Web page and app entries

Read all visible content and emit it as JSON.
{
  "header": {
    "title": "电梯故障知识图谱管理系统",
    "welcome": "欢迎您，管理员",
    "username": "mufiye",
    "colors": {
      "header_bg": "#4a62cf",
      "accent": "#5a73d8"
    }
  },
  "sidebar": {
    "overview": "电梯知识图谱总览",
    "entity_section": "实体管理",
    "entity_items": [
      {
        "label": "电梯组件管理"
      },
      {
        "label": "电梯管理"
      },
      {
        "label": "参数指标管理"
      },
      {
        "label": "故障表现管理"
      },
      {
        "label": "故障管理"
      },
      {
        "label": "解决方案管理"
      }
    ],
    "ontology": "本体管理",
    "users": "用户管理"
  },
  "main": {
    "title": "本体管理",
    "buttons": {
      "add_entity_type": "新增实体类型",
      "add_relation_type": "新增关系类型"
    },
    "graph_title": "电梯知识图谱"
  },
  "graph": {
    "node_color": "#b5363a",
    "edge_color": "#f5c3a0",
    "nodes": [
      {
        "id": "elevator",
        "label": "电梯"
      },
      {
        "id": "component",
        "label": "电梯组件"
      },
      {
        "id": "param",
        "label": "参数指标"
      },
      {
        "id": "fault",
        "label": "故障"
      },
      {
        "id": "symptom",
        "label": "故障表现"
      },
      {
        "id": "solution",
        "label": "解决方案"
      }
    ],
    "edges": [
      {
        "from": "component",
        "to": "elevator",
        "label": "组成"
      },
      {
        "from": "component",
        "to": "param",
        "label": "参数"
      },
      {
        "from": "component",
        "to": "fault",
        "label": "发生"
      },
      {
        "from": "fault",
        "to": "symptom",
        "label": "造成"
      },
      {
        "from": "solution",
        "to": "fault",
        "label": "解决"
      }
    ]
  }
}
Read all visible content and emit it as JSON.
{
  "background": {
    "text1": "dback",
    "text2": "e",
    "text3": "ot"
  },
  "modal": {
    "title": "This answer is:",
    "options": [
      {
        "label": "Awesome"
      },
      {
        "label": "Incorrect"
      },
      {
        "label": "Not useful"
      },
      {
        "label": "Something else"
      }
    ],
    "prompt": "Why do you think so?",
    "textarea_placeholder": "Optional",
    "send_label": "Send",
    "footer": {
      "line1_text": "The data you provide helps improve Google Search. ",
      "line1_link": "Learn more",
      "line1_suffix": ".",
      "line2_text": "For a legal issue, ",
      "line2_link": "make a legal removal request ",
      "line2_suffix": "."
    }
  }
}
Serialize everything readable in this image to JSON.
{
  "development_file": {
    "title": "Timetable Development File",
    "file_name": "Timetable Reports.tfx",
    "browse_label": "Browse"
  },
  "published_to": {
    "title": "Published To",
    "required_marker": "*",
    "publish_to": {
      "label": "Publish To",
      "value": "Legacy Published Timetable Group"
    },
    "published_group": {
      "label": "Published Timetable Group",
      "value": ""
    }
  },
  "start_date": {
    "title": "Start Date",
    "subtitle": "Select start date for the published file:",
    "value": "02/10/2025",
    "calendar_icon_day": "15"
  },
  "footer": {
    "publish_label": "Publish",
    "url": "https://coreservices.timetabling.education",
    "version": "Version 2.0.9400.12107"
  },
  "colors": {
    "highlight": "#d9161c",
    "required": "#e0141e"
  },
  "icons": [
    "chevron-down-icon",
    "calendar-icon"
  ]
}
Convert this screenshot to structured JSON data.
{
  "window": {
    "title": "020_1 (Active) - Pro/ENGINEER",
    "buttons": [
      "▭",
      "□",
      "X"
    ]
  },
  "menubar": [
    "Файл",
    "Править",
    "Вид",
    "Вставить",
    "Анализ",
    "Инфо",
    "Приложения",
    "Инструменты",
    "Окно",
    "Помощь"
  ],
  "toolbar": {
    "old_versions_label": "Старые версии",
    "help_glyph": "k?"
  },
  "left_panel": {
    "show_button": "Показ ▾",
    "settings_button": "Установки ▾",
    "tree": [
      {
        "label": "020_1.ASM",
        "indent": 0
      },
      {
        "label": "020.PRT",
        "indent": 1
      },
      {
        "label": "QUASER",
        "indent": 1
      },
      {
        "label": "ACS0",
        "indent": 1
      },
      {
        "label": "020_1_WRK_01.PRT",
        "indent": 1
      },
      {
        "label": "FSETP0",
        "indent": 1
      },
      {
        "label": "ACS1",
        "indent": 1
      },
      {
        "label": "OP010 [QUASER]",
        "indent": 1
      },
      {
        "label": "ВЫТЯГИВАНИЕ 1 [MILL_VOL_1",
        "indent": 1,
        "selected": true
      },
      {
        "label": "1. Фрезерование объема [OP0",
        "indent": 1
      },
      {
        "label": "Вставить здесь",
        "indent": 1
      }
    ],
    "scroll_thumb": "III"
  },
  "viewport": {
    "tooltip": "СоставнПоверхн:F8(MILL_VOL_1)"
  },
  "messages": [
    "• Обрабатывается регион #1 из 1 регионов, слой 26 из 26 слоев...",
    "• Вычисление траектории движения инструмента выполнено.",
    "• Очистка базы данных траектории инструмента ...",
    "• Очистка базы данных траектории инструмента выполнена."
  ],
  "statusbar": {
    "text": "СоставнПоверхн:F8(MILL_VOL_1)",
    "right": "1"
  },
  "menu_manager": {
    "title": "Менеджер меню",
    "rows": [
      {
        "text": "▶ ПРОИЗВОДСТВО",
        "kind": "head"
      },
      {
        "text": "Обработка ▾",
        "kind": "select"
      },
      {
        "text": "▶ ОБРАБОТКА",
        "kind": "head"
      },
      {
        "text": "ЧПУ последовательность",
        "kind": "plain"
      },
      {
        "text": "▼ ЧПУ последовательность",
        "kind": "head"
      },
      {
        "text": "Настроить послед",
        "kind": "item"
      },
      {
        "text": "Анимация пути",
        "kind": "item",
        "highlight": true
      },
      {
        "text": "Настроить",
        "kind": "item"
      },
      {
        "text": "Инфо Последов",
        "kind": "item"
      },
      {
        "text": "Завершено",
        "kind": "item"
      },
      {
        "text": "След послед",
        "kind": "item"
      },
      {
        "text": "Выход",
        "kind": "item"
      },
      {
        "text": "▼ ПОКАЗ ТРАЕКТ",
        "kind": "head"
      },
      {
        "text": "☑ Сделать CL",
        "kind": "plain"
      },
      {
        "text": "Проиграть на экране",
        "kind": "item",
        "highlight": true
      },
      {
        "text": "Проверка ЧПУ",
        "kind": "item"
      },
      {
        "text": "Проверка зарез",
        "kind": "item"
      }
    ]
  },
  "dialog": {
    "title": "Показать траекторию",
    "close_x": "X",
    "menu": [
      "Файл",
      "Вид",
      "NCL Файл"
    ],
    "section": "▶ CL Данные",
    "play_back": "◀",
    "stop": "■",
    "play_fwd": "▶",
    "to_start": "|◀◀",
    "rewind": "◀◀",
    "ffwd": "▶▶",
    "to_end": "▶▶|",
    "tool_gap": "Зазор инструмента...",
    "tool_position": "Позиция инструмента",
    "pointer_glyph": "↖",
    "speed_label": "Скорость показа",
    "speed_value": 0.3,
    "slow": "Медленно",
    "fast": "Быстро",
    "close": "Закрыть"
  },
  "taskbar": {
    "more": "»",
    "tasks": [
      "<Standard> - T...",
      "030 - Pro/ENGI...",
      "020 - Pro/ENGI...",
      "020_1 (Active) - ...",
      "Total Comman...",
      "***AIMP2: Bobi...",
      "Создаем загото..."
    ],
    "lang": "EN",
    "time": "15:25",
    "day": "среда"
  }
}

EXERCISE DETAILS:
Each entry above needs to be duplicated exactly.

TASK SOLUTION:
Read all visible content and emit it as JSON.
{
  "header": {
    "title": "电梯故障知识图谱管理系统",
    "welcome": "欢迎您，管理员",
    "username": "mufiye",
    "colors": {
      "header_bg": "#4a62cf",
      "accent": "#5a73d8"
    }
  },
  "sidebar": {
    "overview": "电梯知识图谱总览",
    "entity_section": "实体管理",
    "entity_items": [
      {
        "label": "电梯组件管理"
      },
      {
        "label": "电梯管理"
      },
      {
        "label": "参数指标管理"
      },
      {
        "label": "故障表现管理"
      },
      {
        "label": "故障管理"
      },
      {
        "label": "解决方案管理"
      }
    ],
    "ontology": "本体管理",
    "users": "用户管理"
  },
  "main": {
    "title": "本体管理",
    "buttons": {
      "add_entity_type": "新增实体类型",
      "add_relation_type": "新增关系类型"
    },
    "graph_title": "电梯知识图谱"
  },
  "graph": {
    "node_color": "#b5363a",
    "edge_color": "#f5c3a0",
    "nodes": [
      {
        "id": "elevator",
        "label": "电梯"
      },
      {
        "id": "component",
        "label": "电梯组件"
      },
      {
        "id": "param",
        "label": "参数指标"
      },
      {
        "id": "fault",
        "label": "故障"
      },
      {
        "id": "symptom",
        "label": "故障表现"
      },
      {
        "id": "solution",
        "label": "解决方案"
      }
    ],
    "edges": [
      {
        "from": "component",
        "to": "elevator",
        "label": "组成"
      },
      {
        "from": "component",
        "to": "param",
        "label": "参数"
      },
      {
        "from": "component",
        "to": "fault",
        "label": "发生"
      },
      {
        "from": "fault",
        "to": "symptom",
        "label": "造成"
      },
      {
        "from": "solution",
        "to": "fault",
        "label": "解决"
      }
    ]
  }
}
Read all visible content and emit it as JSON.
{
  "background": {
    "text1": "dback",
    "text2": "e",
    "text3": "ot"
  },
  "modal": {
    "title": "This answer is:",
    "options": [
      {
        "label": "Awesome"
      },
      {
        "label": "Incorrect"
      },
      {
        "label": "Not useful"
      },
      {
        "label": "Something else"
      }
    ],
    "prompt": "Why do you think so?",
    "textarea_placeholder": "Optional",
    "send_label": "Send",
    "footer": {
      "line1_text": "The data you provide helps improve Google Search. ",
      "line1_link": "Learn more",
      "line1_suffix": ".",
      "line2_text": "For a legal issue, ",
      "line2_link": "make a legal removal request ",
      "line2_suffix": "."
    }
  }
}
Serialize everything readable in this image to JSON.
{
  "development_file": {
    "title": "Timetable Development File",
    "file_name": "Timetable Reports.tfx",
    "browse_label": "Browse"
  },
  "published_to": {
    "title": "Published To",
    "required_marker": "*",
    "publish_to": {
      "label": "Publish To",
      "value": "Legacy Published Timetable Group"
    },
    "published_group": {
      "label": "Published Timetable Group",
      "value": ""
    }
  },
  "start_date": {
    "title": "Start Date",
    "subtitle": "Select start date for the published file:",
    "value": "02/10/2025",
    "calendar_icon_day": "15"
  },
  "footer": {
    "publish_label": "Publish",
    "url": "https://coreservices.timetabling.education",
    "version": "Version 2.0.9400.12107"
  },
  "colors": {
    "highlight": "#d9161c",
    "required": "#e0141e"
  },
  "icons": [
    "chevron-down-icon",
    "calendar-icon"
  ]
}
Convert this screenshot to structured JSON data.
{
  "window": {
    "title": "020_1 (Active) - Pro/ENGINEER",
    "buttons": [
      "▭",
      "□",
      "X"
    ]
  },
  "menubar": [
    "Файл",
    "Править",
    "Вид",
    "Вставить",
    "Анализ",
    "Инфо",
    "Приложения",
    "Инструменты",
    "Окно",
    "Помощь"
  ],
  "toolbar": {
    "old_versions_label": "Старые версии",
    "help_glyph": "k?"
  },
  "left_panel": {
    "show_button": "Показ ▾",
    "settings_button": "Установки ▾",
    "tree": [
      {
        "label": "020_1.ASM",
        "indent": 0
      },
      {
        "label": "020.PRT",
        "indent": 1
      },
      {
        "label": "QUASER",
        "indent": 1
      },
      {
        "label": "ACS0",
        "indent": 1
      },
      {
        "label": "020_1_WRK_01.PRT",
        "indent": 1
      },
      {
        "label": "FSETP0",
        "indent": 1
      },
      {
        "label": "ACS1",
        "indent": 1
      },
      {
        "label": "OP010 [QUASER]",
        "indent": 1
      },
      {
        "label": "ВЫТЯГИВАНИЕ 1 [MILL_VOL_1",
        "indent": 1,
        "selected": true
      },
      {
        "label": "1. Фрезерование объема [OP0",
        "indent": 1
      },
      {
        "label": "Вставить здесь",
        "indent": 1
      }
    ],
    "scroll_thumb": "III"
  },
  "viewport": {
    "tooltip": "СоставнПоверхн:F8(MILL_VOL_1)"
  },
  "messages": [
    "• Обрабатывается регион #1 из 1 регионов, слой 26 из 26 слоев...",
    "• Вычисление траектории движения инструмента выполнено.",
    "• Очистка базы данных траектории инструмента ...",
    "• Очистка базы данных траектории инструмента выполнена."
  ],
  "statusbar": {
    "text": "СоставнПоверхн:F8(MILL_VOL_1)",
    "right": "1"
  },
  "menu_manager": {
    "title": "Менеджер меню",
    "rows": [
      {
        "text": "▶ ПРОИЗВОДСТВО",
        "kind": "head"
      },
      {
        "text": "Обработка ▾",
        "kind": "select"
      },
      {
        "text": "▶ ОБРАБОТКА",
        "kind": "head"
      },
      {
        "text": "ЧПУ последовательность",
        "kind": "plain"
      },
      {
        "text": "▼ ЧПУ последовательность",
        "kind": "head"
      },
      {
        "text": "Настроить послед",
        "kind": "item"
      },
      {
        "text": "Анимация пути",
        "kind": "item",
        "highlight": true
      },
      {
        "text": "Настроить",
        "kind": "item"
      },
      {
        "text": "Инфо Последов",
        "kind": "item"
      },
      {
        "text": "Завершено",
        "kind": "item"
      },
      {
        "text": "След послед",
        "kind": "item"
      },
      {
        "text": "Выход",
        "kind": "item"
      },
      {
        "text": "▼ ПОКАЗ ТРАЕКТ",
        "kind": "head"
      },
      {
        "text": "☑ Сделать CL",
        "kind": "plain"
      },
      {
        "text": "Проиграть на экране",
        "kind": "item",
        "highlight": true
      },
      {
        "text": "Проверка ЧПУ",
        "kind": "item"
      },
      {
        "text": "Проверка зарез",
        "kind": "item"
      }
    ]
  },
  "dialog": {
    "title": "Показать траекторию",
    "close_x": "X",
    "menu": [
      "Файл",
      "Вид",
      "NCL Файл"
    ],
    "section": "▶ CL Данные",
    "play_back": "◀",
    "stop": "■",
    "play_fwd": "▶",
    "to_start": "|◀◀",
    "rewind": "◀◀",
    "ffwd": "▶▶",
    "to_end": "▶▶|",
    "tool_gap": "Зазор инструмента...",
    "tool_position": "Позиция инструмента",
    "pointer_glyph": "↖",
    "speed_label": "Скорость показа",
    "speed_value": 0.3,
    "slow": "Медленно",
    "fast": "Быстро",
    "close": "Закрыть"
  },
  "taskbar": {
    "more": "»",
    "tasks": [
      "<Standard> - T...",
      "030 - Pro/ENGI...",
      "020 - Pro/ENGI...",
      "020_1 (Active) - ...",
      "Total Comman...",
      "***AIMP2: Bobi...",
      "Создаем загото..."
    ],
    "lang": "EN",
    "time": "15:25",
    "day": "среда"
  }
}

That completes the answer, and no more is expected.